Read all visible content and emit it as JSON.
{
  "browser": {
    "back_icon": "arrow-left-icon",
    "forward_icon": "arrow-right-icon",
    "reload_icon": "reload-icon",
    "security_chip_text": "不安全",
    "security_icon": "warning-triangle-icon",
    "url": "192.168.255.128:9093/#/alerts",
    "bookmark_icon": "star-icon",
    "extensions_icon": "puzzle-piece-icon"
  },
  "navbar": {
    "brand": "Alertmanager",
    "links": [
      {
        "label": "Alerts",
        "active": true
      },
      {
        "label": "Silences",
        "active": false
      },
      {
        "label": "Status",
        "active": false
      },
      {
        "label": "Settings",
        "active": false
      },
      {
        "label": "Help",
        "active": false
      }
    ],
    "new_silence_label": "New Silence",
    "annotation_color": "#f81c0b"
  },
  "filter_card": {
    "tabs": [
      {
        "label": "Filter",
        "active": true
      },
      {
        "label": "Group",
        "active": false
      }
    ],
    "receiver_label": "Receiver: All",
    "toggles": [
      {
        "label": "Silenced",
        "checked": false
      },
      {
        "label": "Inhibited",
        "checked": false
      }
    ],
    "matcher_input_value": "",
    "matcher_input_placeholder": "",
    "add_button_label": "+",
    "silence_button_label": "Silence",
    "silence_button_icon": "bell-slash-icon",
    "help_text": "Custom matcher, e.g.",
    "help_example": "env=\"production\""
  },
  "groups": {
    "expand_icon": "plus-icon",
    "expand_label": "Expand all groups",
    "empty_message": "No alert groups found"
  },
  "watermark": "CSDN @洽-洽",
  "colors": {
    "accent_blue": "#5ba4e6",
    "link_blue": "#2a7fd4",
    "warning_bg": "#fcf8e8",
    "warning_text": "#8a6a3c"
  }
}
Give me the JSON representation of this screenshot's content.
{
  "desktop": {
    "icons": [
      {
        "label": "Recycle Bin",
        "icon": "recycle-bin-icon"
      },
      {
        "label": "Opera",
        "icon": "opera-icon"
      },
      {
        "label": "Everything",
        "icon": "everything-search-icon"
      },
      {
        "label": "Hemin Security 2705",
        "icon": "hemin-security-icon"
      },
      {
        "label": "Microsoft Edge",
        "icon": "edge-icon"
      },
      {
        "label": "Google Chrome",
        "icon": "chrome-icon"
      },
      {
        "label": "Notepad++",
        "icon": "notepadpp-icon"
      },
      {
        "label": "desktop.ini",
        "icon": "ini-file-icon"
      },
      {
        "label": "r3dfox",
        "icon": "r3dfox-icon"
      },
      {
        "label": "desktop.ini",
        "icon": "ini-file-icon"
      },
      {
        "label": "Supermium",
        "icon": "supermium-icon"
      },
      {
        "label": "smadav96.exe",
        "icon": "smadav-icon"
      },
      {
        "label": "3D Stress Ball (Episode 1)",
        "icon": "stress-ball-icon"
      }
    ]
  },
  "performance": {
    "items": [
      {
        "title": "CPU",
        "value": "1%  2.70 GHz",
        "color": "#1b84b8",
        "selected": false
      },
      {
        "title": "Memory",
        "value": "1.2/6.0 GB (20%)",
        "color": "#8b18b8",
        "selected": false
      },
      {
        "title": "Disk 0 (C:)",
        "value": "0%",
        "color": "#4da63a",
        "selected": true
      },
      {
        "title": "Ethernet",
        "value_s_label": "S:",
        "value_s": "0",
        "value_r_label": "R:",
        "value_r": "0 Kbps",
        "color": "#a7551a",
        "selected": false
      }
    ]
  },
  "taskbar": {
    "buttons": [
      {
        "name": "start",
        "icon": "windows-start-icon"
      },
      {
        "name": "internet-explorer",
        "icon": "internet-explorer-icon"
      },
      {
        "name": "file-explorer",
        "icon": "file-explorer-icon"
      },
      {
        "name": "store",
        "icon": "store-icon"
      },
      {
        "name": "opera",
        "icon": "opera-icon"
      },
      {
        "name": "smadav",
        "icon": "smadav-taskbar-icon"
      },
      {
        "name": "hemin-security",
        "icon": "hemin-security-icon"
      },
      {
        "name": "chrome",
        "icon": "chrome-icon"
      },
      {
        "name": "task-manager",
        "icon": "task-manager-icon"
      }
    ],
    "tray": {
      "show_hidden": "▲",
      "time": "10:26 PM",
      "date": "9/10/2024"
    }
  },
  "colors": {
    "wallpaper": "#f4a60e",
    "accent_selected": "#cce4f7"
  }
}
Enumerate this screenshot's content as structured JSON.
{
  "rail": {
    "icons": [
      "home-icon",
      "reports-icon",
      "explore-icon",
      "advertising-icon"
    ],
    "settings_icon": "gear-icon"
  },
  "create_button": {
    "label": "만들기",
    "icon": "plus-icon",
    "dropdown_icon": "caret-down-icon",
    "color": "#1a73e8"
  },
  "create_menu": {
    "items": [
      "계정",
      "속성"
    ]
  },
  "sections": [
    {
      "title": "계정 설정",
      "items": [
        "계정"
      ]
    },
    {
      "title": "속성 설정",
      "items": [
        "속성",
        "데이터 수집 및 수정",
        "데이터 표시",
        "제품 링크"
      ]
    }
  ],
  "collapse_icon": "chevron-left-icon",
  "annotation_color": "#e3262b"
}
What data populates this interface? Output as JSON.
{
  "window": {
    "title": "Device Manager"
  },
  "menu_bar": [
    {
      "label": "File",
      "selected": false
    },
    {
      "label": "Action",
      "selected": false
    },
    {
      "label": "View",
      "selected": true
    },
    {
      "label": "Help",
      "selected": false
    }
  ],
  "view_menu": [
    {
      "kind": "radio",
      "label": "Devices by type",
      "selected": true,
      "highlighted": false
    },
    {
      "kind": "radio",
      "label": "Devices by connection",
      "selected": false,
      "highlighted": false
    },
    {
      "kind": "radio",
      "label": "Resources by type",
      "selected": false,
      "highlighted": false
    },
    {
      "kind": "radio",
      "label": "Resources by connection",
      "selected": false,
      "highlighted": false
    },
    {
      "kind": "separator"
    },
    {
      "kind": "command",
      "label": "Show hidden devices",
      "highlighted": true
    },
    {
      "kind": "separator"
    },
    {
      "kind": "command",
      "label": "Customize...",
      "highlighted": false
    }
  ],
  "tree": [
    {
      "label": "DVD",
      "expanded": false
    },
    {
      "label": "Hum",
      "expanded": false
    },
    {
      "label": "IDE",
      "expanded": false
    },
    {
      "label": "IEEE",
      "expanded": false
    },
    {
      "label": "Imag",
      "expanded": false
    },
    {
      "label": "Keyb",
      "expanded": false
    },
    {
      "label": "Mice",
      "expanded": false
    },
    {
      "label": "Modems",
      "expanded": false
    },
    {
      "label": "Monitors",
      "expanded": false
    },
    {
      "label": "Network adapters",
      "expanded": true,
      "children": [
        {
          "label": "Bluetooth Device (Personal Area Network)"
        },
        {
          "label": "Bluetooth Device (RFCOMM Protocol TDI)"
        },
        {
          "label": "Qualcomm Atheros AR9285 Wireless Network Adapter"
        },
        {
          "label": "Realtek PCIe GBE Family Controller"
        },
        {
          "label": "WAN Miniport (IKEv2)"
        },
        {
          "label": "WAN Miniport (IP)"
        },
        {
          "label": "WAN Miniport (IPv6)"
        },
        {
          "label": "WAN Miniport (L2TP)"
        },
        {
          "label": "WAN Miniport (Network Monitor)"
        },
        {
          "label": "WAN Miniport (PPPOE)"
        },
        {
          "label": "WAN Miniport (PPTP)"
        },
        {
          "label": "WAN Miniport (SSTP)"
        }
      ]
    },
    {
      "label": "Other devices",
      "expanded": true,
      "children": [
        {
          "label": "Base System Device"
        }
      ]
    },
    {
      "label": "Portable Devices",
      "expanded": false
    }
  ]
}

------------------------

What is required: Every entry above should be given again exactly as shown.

Finished exercise:
Read all visible content and emit it as JSON.
{
  "browser": {
    "back_icon": "arrow-left-icon",
    "forward_icon": "arrow-right-icon",
    "reload_icon": "reload-icon",
    "security_chip_text": "不安全",
    "security_icon": "warning-triangle-icon",
    "url": "192.168.255.128:9093/#/alerts",
    "bookmark_icon": "star-icon",
    "extensions_icon": "puzzle-piece-icon"
  },
  "navbar": {
    "brand": "Alertmanager",
    "links": [
      {
        "label": "Alerts",
        "active": true
      },
      {
        "label": "Silences",
        "active": false
      },
      {
        "label": "Status",
        "active": false
      },
      {
        "label": "Settings",
        "active": false
      },
      {
        "label": "Help",
        "active": false
      }
    ],
    "new_silence_label": "New Silence",
    "annotation_color": "#f81c0b"
  },
  "filter_card": {
    "tabs": [
      {
        "label": "Filter",
        "active": true
      },
      {
        "label": "Group",
        "active": false
      }
    ],
    "receiver_label": "Receiver: All",
    "toggles": [
      {
        "label": "Silenced",
        "checked": false
      },
      {
        "label": "Inhibited",
        "checked": false
      }
    ],
    "matcher_input_value": "",
    "matcher_input_placeholder": "",
    "add_button_label": "+",
    "silence_button_label": "Silence",
    "silence_button_icon": "bell-slash-icon",
    "help_text": "Custom matcher, e.g.",
    "help_example": "env=\"production\""
  },
  "groups": {
    "expand_icon": "plus-icon",
    "expand_label": "Expand all groups",
    "empty_message": "No alert groups found"
  },
  "watermark": "CSDN @洽-洽",
  "colors": {
    "accent_blue": "#5ba4e6",
    "link_blue": "#2a7fd4",
    "warning_bg": "#fcf8e8",
    "warning_text": "#8a6a3c"
  }
}
Give me the JSON representation of this screenshot's content.
{
  "desktop": {
    "icons": [
      {
        "label": "Recycle Bin",
        "icon": "recycle-bin-icon"
      },
      {
        "label": "Opera",
        "icon": "opera-icon"
      },
      {
        "label": "Everything",
        "icon": "everything-search-icon"
      },
      {
        "label": "Hemin Security 2705",
        "icon": "hemin-security-icon"
      },
      {
        "label": "Microsoft Edge",
        "icon": "edge-icon"
      },
      {
        "label": "Google Chrome",
        "icon": "chrome-icon"
      },
      {
        "label": "Notepad++",
        "icon": "notepadpp-icon"
      },
      {
        "label": "desktop.ini",
        "icon": "ini-file-icon"
      },
      {
        "label": "r3dfox",
        "icon": "r3dfox-icon"
      },
      {
        "label": "desktop.ini",
        "icon": "ini-file-icon"
      },
      {
        "label": "Supermium",
        "icon": "supermium-icon"
      },
      {
        "label": "smadav96.exe",
        "icon": "smadav-icon"
      },
      {
        "label": "3D Stress Ball (Episode 1)",
        "icon": "stress-ball-icon"
      }
    ]
  },
  "performance": {
    "items": [
      {
        "title": "CPU",
        "value": "1%  2.70 GHz",
        "color": "#1b84b8",
        "selected": false
      },
      {
        "title": "Memory",
        "value": "1.2/6.0 GB (20%)",
        "color": "#8b18b8",
        "selected": false
      },
      {
        "title": "Disk 0 (C:)",
        "value": "0%",
        "color": "#4da63a",
        "selected": true
      },
      {
        "title": "Ethernet",
        "value_s_label": "S:",
        "value_s": "0",
        "value_r_label": "R:",
        "value_r": "0 Kbps",
        "color": "#a7551a",
        "selected": false
      }
    ]
  },
  "taskbar": {
    "buttons": [
      {
        "name": "start",
        "icon": "windows-start-icon"
      },
      {
        "name": "internet-explorer",
        "icon": "internet-explorer-icon"
      },
      {
        "name": "file-explorer",
        "icon": "file-explorer-icon"
      },
      {
        "name": "store",
        "icon": "store-icon"
      },
      {
        "name": "opera",
        "icon": "opera-icon"
      },
      {
        "name": "smadav",
        "icon": "smadav-taskbar-icon"
      },
      {
        "name": "hemin-security",
        "icon": "hemin-security-icon"
      },
      {
        "name": "chrome",
        "icon": "chrome-icon"
      },
      {
        "name": "task-manager",
        "icon": "task-manager-icon"
      }
    ],
    "tray": {
      "show_hidden": "▲",
      "time": "10:26 PM",
      "date": "9/10/2024"
    }
  },
  "colors": {
    "wallpaper": "#f4a60e",
    "accent_selected": "#cce4f7"
  }
}
Enumerate this screenshot's content as structured JSON.
{
  "rail": {
    "icons": [
      "home-icon",
      "reports-icon",
      "explore-icon",
      "advertising-icon"
    ],
    "settings_icon": "gear-icon"
  },
  "create_button": {
    "label": "만들기",
    "icon": "plus-icon",
    "dropdown_icon": "caret-down-icon",
    "color": "#1a73e8"
  },
  "create_menu": {
    "items": [
      "계정",
      "속성"
    ]
  },
  "sections": [
    {
      "title": "계정 설정",
      "items": [
        "계정"
      ]
    },
    {
      "title": "속성 설정",
      "items": [
        "속성",
        "데이터 수집 및 수정",
        "데이터 표시",
        "제품 링크"
      ]
    }
  ],
  "collapse_icon": "chevron-left-icon",
  "annotation_color": "#e3262b"
}
What data populates this interface? Output as JSON.
{
  "window": {
    "title": "Device Manager"
  },
  "menu_bar": [
    {
      "label": "File",
      "selected": false
    },
    {
      "label": "Action",
      "selected": false
    },
    {
      "label": "View",
      "selected": true
    },
    {
      "label": "Help",
      "selected": false
    }
  ],
  "view_menu": [
    {
      "kind": "radio",
      "label": "Devices by type",
      "selected": true,
      "highlighted": false
    },
    {
      "kind": "radio",
      "label": "Devices by connection",
      "selected": false,
      "highlighted": false
    },
    {
      "kind": "radio",
      "label": "Resources by type",
      "selected": false,
      "highlighted": false
    },
    {
      "kind": "radio",
      "label": "Resources by connection",
      "selected": false,
      "highlighted": false
    },
    {
      "kind": "separator"
    },
    {
      "kind": "command",
      "label": "Show hidden devices",
      "highlighted": true
    },
    {
      "kind": "separator"
    },
    {
      "kind": "command",
      "label": "Customize...",
      "highlighted": false
    }
  ],
  "tree": [
    {
      "label": "DVD",
      "expanded": false
    },
    {
      "label": "Hum",
      "expanded": false
    },
    {
      "label": "IDE",
      "expanded": false
    },
    {
      "label": "IEEE",
      "expanded": false
    },
    {
      "label": "Imag",
      "expanded": false
    },
    {
      "label": "Keyb",
      "expanded": false
    },
    {
      "label": "Mice",
      "expanded": false
    },
    {
      "label": "Modems",
      "expanded": false
    },
    {
      "label": "Monitors",
      "expanded": false
    },
    {
      "label": "Network adapters",
      "expanded": true,
      "children": [
        {
          "label": "Bluetooth Device (Personal Area Network)"
        },
        {
          "label": "Bluetooth Device (RFCOMM Protocol TDI)"
        },
        {
          "label": "Qualcomm Atheros AR9285 Wireless Network Adapter"
        },
        {
          "label": "Realtek PCIe GBE Family Controller"
        },
        {
          "label": "WAN Miniport (IKEv2)"
        },
        {
          "label": "WAN Miniport (IP)"
        },
        {
          "label": "WAN Miniport (IPv6)"
        },
        {
          "label": "WAN Miniport (L2TP)"
        },
        {
          "label": "WAN Miniport (Network Monitor)"
        },
        {
          "label": "WAN Miniport (PPPOE)"
        },
        {
          "label": "WAN Miniport (PPTP)"
        },
        {
          "label": "WAN Miniport (SSTP)"
        }
      ]
    },
    {
      "label": "Other devices",
      "expanded": true,
      "children": [
        {
          "label": "Base System Device"
        }
      ]
    },
    {
      "label": "Portable Devices",
      "expanded": false
    }
  ]
}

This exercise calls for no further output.